Steamboat Springs A 30-year-old Walden man who hit his head while riding the Alpine Slide in Steamboat Springs is in fair condition at Denver Health Medical Center, said Johanna Ladis, a hospital spokeswoman.
Joe Spike Meyring was taken to Yampa Valley Medical Center at 3:15 p.m. last Friday with a closed head injury and a skull fracture and was then transferred to Denver, said Christine McKelvie, Yampa Valley Medical Center spokeswoman.
Meyring was injured when his plastic sliding cart tipped over near the top of the course, causing him to hit his head on the track, said Rick DeVos, director of the Steamboat Springs Winter Sports Club, which operates the Howler.
DeVos said that sort of accident is more likely to happen to larger men who might be riding down the course too quickly or leaning to far over an edge.
After the accident took place, workers examined the course and the cart Meyring was riding and DeVos said they didn't find any problems with the equipment.
The slide has been in operation since two summers ago.

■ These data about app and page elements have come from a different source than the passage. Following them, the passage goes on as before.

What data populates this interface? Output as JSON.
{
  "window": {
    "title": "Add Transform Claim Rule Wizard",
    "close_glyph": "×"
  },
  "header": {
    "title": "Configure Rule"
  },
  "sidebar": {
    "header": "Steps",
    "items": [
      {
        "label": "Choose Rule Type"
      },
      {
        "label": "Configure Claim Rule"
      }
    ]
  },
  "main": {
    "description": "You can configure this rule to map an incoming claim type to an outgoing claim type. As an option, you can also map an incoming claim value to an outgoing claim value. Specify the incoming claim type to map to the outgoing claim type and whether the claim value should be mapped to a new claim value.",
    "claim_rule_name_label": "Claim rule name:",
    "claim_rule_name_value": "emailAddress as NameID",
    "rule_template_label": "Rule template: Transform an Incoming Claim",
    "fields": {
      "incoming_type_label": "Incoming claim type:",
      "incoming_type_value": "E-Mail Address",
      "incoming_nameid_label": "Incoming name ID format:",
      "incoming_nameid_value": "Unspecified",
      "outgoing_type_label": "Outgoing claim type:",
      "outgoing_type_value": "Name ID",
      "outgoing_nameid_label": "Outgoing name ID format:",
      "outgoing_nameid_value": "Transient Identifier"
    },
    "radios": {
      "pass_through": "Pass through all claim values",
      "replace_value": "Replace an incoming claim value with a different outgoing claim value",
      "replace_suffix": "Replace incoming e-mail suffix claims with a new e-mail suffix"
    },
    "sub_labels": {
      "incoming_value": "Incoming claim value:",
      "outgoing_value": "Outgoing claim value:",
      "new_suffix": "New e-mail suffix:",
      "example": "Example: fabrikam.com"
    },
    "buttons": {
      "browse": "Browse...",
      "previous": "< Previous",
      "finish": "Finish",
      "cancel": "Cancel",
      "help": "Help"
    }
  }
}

Last summer, people took an estimated 75,000 trips down the slide, DeVos said.
So far, rider injuries have been limited to minor scrapes and bruises, and DeVos said last Friday's incident was the first involving a serious head injury.
"We don't like to see anybody get scraped or anything," DeVos said.
"Our real goal on everything here is to continue to try to make this as safe as possible."
This summer, more signs warning people to keep a moderate pace while going down the slide were put up and the plastic carts used on the slide were slowed down with new pad skids.
DeVos said additional safety measures are under consideration.
"We'll try to be looking at what else we can do to see if we can make any other adjustments," he said.
Although it's unlikely that speed was a major factor in Friday's accident that took place near the top of the course's hill, one of the best measures is for people not to race down the course as fast as they can.
"Something like (the slide) definitely comes with some risk," DeVos said.
"But it's rider-controlled you've got a break handle in your hand."